Dataset rows for apps and sites:
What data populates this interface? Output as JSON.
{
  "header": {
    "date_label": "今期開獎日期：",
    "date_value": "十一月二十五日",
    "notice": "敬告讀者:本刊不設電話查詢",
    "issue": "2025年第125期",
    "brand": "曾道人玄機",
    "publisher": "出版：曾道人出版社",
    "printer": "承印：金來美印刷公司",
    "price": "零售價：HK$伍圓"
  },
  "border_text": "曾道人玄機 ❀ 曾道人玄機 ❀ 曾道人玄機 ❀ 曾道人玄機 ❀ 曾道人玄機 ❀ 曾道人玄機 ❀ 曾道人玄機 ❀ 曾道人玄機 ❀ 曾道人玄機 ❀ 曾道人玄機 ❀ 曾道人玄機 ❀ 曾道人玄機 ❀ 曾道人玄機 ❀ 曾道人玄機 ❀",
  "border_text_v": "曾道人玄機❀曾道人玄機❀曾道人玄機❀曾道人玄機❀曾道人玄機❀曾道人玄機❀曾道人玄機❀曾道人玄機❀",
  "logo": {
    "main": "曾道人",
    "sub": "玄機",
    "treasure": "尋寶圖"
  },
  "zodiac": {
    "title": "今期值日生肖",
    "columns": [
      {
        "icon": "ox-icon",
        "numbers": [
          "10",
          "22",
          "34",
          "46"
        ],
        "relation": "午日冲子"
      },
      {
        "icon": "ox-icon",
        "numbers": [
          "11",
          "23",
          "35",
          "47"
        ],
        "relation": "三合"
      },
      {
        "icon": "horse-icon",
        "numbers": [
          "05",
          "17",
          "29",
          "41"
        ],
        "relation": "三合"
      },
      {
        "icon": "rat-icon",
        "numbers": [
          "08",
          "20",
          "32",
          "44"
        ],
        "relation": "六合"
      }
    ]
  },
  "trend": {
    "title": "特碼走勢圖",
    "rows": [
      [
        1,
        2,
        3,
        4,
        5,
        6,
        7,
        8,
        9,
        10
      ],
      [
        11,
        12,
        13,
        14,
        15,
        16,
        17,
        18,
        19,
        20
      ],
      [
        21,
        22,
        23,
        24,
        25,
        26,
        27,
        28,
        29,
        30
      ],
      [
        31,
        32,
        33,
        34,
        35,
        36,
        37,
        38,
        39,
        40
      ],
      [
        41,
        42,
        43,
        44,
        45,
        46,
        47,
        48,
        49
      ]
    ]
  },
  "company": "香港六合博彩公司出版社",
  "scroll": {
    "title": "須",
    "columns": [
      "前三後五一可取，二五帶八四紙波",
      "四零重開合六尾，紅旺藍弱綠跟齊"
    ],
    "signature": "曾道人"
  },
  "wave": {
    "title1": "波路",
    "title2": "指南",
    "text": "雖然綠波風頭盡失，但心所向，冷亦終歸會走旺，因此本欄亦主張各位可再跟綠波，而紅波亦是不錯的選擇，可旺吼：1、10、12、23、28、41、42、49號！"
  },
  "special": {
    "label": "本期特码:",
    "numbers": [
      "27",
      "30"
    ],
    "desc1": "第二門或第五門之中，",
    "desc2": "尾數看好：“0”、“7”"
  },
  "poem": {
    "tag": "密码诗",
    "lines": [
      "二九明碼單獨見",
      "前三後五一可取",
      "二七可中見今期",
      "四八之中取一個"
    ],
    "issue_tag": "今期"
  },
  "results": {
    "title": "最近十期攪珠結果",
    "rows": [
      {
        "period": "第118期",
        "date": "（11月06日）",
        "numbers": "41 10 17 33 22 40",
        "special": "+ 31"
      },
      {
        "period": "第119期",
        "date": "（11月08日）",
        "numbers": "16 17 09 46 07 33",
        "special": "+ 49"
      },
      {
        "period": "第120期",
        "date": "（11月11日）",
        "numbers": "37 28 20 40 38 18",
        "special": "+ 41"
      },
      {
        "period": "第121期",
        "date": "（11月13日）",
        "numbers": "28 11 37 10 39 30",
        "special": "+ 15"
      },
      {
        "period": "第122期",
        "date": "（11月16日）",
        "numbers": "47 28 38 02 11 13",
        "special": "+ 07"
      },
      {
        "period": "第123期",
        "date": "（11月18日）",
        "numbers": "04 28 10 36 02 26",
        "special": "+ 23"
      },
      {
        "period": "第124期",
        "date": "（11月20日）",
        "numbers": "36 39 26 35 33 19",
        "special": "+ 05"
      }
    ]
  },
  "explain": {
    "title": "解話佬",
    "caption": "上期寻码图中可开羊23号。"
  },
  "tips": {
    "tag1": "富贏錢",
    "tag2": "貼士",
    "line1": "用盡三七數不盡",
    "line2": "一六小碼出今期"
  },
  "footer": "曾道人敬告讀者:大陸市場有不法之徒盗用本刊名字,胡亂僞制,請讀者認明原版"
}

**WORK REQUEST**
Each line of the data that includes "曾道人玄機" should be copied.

**SOLUTION BELOW**
    "brand": "曾道人玄機",
  "border_text": "曾道人玄機 ❀ 曾道人玄機 ❀ 曾道人玄機 ❀ 曾道人玄機 ❀ 曾道人玄機 ❀ 曾道人玄機 ❀ 曾道人玄機 ❀ 曾道人玄機 ❀ 曾道人玄機 ❀ 曾道人玄機 ❀ 曾道人玄機 ❀ 曾道人玄機 ❀ 曾道人玄機 ❀ 曾道人玄機 ❀",
  "border_text_v": "曾道人玄機❀曾道人玄機❀曾道人玄機❀曾道人玄機❀曾道人玄機❀曾道人玄機❀曾道人玄機❀曾道人玄機❀",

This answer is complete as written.